Lahud said his government would not bow as repercussions of the 14 February assassination of former prime minister Rafiq al-Hariri continued to ripple across the nation.

 

However, speaking to Aljazeera on the phone from Beirut, Karam Karam, Lebanese minister of state, said the government did not favour continuing disagreement over the killing of al-Hariri.  

 

"I am for the resignation of the government if that will overcome the current crisis and pave the way for a serious dialogue among all sides," he added. 

  

Prime Minister Karami told the An-Nahar newspaper: "I am ready to resign on condition that we agree on a new government in order to avoid falling into a constitutional vacuum." 

 

Confidence vote

  

However, he said he would seek a vote of confidence in parliament on Monday, when lawmakers are to discuss the assassination. The debate was requested by opposition legislators.

  

Lahud (L) says the way to resolve
problems is through dialogue 

"If the result is a no-confidence motion, we are ready and will bow to the will of the legislators," Karami said.

 

As his remarks appeared in one paper, President Emile Lahud took a tougher line in another.
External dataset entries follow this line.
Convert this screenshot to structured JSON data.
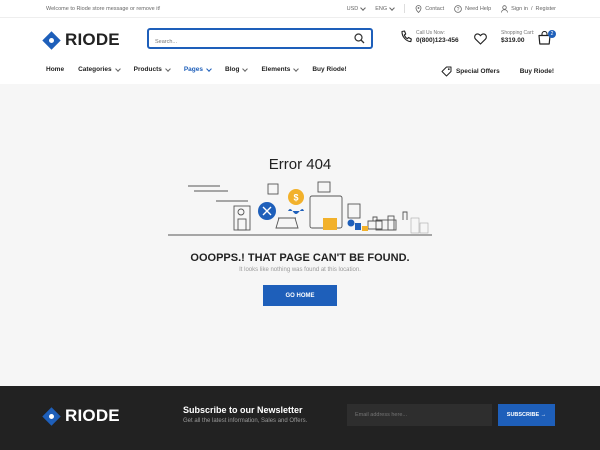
{
  "topbar": {
    "welcome": "Welcome to Riode store message or remove it!",
    "currency": "USD",
    "language": "ENG",
    "contact": "Contact",
    "help": "Need Help",
    "signin": "Sign in",
    "slash": "/",
    "register": "Register"
  },
  "header": {
    "logo": "RIODE",
    "search_placeholder": "Search...",
    "call_label": "Call Us Now:",
    "phone": "0(800)123-456",
    "cart_label": "Shopping Cart:",
    "cart_total": "$319.00",
    "cart_count": "2"
  },
  "nav": {
    "items": [
      {
        "label": "Home"
      },
      {
        "label": "Categories"
      },
      {
        "label": "Products"
      },
      {
        "label": "Pages"
      },
      {
        "label": "Blog"
      },
      {
        "label": "Elements"
      },
      {
        "label": "Buy Riode!"
      }
    ],
    "special_offers": "Special Offers",
    "buy": "Buy Riode!"
  },
  "main": {
    "title": "Error 404",
    "oops": "OOOPPS.! THAT PAGE CAN'T BE FOUND.",
    "sub": "It looks like nothing was found at this location.",
    "button": "GO HOME"
  },
  "footer": {
    "logo": "RIODE",
    "news_title": "Subscribe to our Newsletter",
    "news_sub": "Get all the latest information, Sales and Offers.",
    "email_placeholder": "Email address here...",
    "subscribe": "SUBSCRIBE →"
  },
  "colors": {
    "accent": "#1e5fba",
    "footer": "#222222",
    "background": "#f6f6f6"
  }
}
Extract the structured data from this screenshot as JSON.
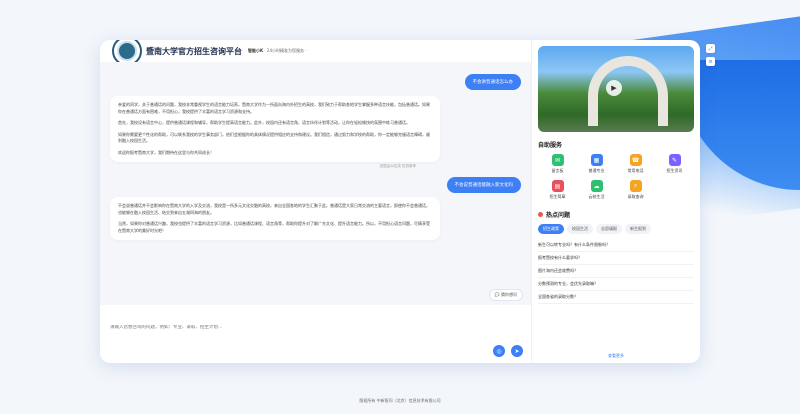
{
  "header": {
    "title": "暨南大学官方招生咨询平台",
    "subtitle_bold": "智能小K",
    "subtitle": "· 24小时精准为您服务 ·"
  },
  "messages": [
    {
      "role": "user",
      "text": "不会讲普通话怎么办"
    },
    {
      "role": "bot",
      "paragraphs": [
        "亲爱的同学，关于普通话的问题，我校非常重视学生的语言能力培养。暨南大学作为一所面向海内外招生的高校，我们致力于帮助各地学生掌握多种语言技能，包括普通话。如果你在普通话方面有困难，不用担心，我校提供了丰富的语言学习资源和支持。",
        "首先，我校设有语言中心，提供普通话课程和辅导，帮助学生提高语言能力。此外，校园内还有语言角、语言伙伴计划等活动，让你在轻松愉快的氛围中练习普通话。",
        "如果你需要更个性化的帮助，可以联系我校的学生事务部门，他们会根据你的具体情况提供相应的支持和建议。我们相信，通过努力和学校的帮助，你一定能够克服语言障碍，顺利融入校园生活。",
        "欢迎你报考暨南大学，我们期待在这里与你共同成长！"
      ]
    },
    {
      "role": "meta",
      "text": "回答由AI生成 仅供参考"
    },
    {
      "role": "user",
      "text": "不会说普通话能融入新文化吗"
    },
    {
      "role": "bot",
      "paragraphs": [
        "不会说普通话并不会影响你在暨南大学的入学及交流，我校是一所多元文化交融的高校，来自全国各地的学生汇聚于此。普通话是大家日常交流的主要语言，即使你不会普通话，也能够在融入校园生活、结交到来自五湖四海的朋友。",
        "当然，如果你对普通话兴趣，我校也提供了丰富的语言学习资源，比如普通话课程、语言角等，帮助你提升对了解广东文化、提升语言能力。所以，不用担心语言问题，尽情享受在暨南大学的美好时光吧！"
      ]
    }
  ],
  "hint_button": "猜你想问",
  "input": {
    "placeholder": "请输入您想咨询的问题，例如：专业、录取、招生计划..."
  },
  "side": {
    "services_title": "自助服务",
    "services": [
      {
        "label": "留言板",
        "icon": "message-board-icon",
        "color": "#2fbf71",
        "glyph": "✉"
      },
      {
        "label": "普通专业",
        "icon": "major-icon",
        "color": "#3d7ff5",
        "glyph": "▦"
      },
      {
        "label": "常用电话",
        "icon": "phone-icon",
        "color": "#f5a524",
        "glyph": "☎"
      },
      {
        "label": "招生资讯",
        "icon": "news-icon",
        "color": "#7b61ff",
        "glyph": "✎"
      },
      {
        "label": "招生简章",
        "icon": "brochure-icon",
        "color": "#e8505b",
        "glyph": "▤"
      },
      {
        "label": "云校生活",
        "icon": "campus-life-icon",
        "color": "#2fbf71",
        "glyph": "☁"
      },
      {
        "label": "录取查询",
        "icon": "admission-query-icon",
        "color": "#f5a524",
        "glyph": "⌕"
      }
    ],
    "hot_title": "热点问题",
    "chips": [
      "招生政策",
      "校园生活",
      "志愿填报",
      "新生报到"
    ],
    "questions": [
      "新生可以转专业吗？有什么条件限制吗？",
      "报考暨校有什么要求吗？",
      "图片海内还会收费吗？",
      "分数预测的专业，会优先录取嘛？",
      "全国各省的录取分数？"
    ],
    "more": "查看更多"
  },
  "footer": "版权所有 中新智问（北京）信息技术有限公司"
}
Both he and Karami in the separate interviews called for dialogue, but Lahud said there could be no action under pressure.

 

In an interview with the Sada al-Balad newspaper, Lahud said the government "cannot succumb to opposition demands", adding that the only way to solve problems was through dialogue.

  

Lahud, in the interview, said the withdrawal of the Syrian army from Lebanon could only be decided in line with a 1989 Arab-brokered agreement, shrugging off UN, American and French demands for a total, immediate pullout.

 

Under that agreement, Syrian troops were to have staged a gradual redeployment to the east of the country near Syria's border in the early 1990s, with a full pullout to be discussed by both governments later.

 

Mubarak gesture

 

Mubarak has sent his most trusted
troubleshooter to Syria
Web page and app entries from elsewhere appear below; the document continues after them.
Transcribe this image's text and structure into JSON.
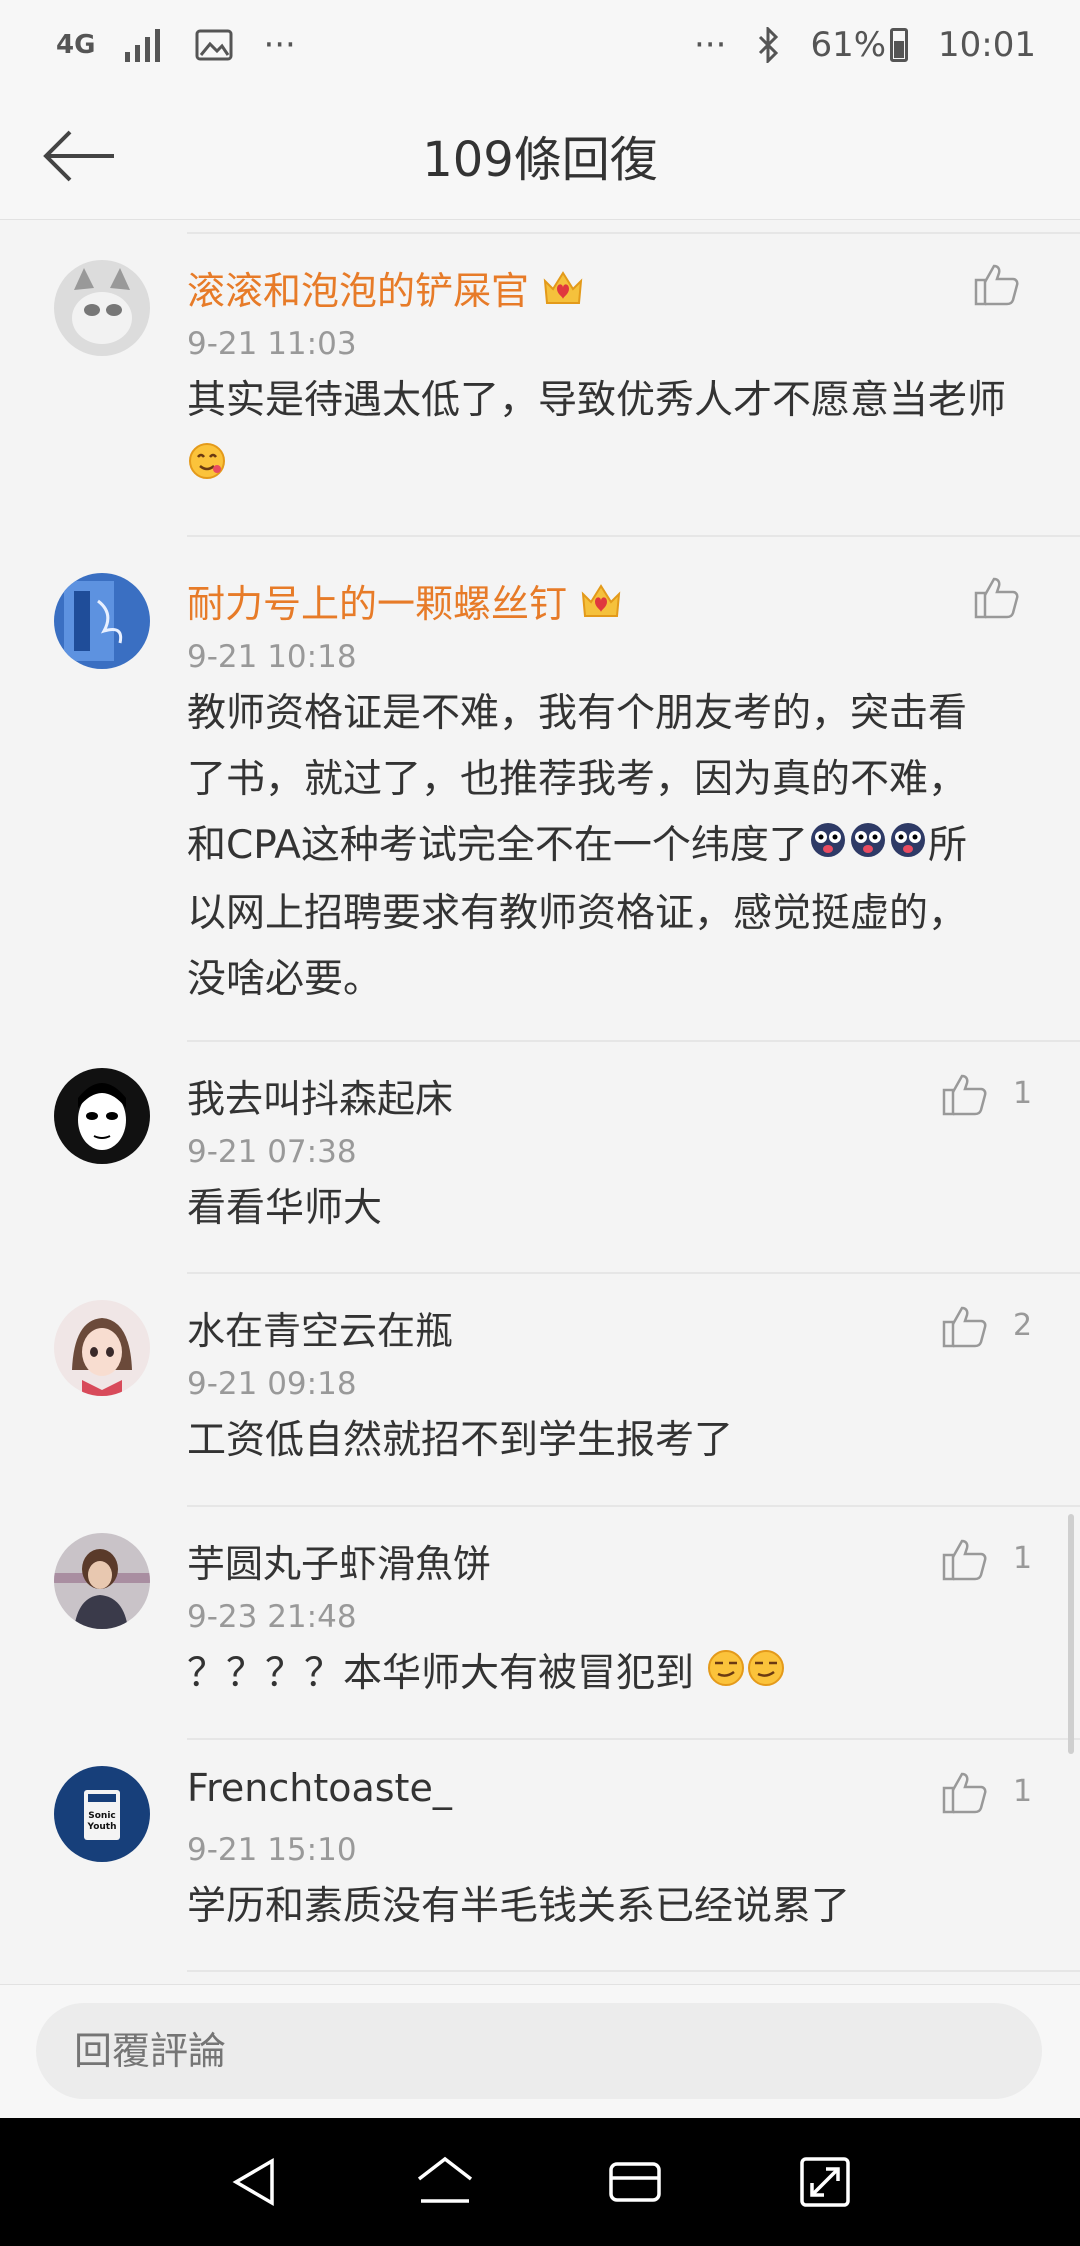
{
  "status_bar": {
    "network": "4G",
    "more_left": "···",
    "more_right": "···",
    "battery": "61%",
    "time": "10:01"
  },
  "header": {
    "title": "109條回復"
  },
  "comments": [
    {
      "username": "滚滚和泡泡的铲屎官",
      "vip": true,
      "time": "9-21 11:03",
      "content": "其实是待遇太低了，导致优秀人才不愿意当老师",
      "likes": ""
    },
    {
      "username": "耐力号上的一颗螺丝钉",
      "vip": true,
      "time": "9-21 10:18",
      "content_lines": [
        "教师资格证是不难，我有个朋友考的，突击看",
        "了书，就过了，也推荐我考，因为真的不难，",
        "和CPA这种考试完全不在一个纬度了",
        "所",
        "以网上招聘要求有教师资格证，感觉挺虚的，",
        "没啥必要。"
      ],
      "likes": ""
    },
    {
      "username": "我去叫抖森起床",
      "vip": false,
      "time": "9-21 07:38",
      "content": "看看华师大",
      "likes": "1"
    },
    {
      "username": "水在青空云在瓶",
      "vip": false,
      "time": "9-21 09:18",
      "content": "工资低自然就招不到学生报考了",
      "likes": "2"
    },
    {
      "username": "芋圆丸子虾滑魚饼",
      "vip": false,
      "time": "9-23 21:48",
      "content": "？？？？本华师大有被冒犯到",
      "likes": "1"
    },
    {
      "username": "Frenchtoaste_",
      "vip": false,
      "time": "9-21 15:10",
      "content": "学历和素质没有半毛钱关系已经说累了",
      "likes": "1"
    }
  ],
  "reply": {
    "placeholder": "回覆評論"
  },
  "colors": {
    "vip_name": "#e77b28",
    "text": "#333333",
    "meta": "#999999",
    "background": "#f4f4f4"
  }
}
In Cairo, Egyptian President Husni Mubarak sent his most trusted troubleshooter to Syria on Wednesday on a mission to ease tensions created with Lebanon since al-Hariri's assassination.

   

Presidential spokesman Sulaiman Awad said Mubarak had asked intelligence chief Omar Suleiman to go to Damascus following a telephone conversation on Tuesday between Mubarak and Syrian President Bashar al-Asad.

   

Mubarak is a longstanding ally of Syria and his government has kept well away from international calls for an immediate withdrawal of Syrian troops from Lebanon following al-Hariri's death.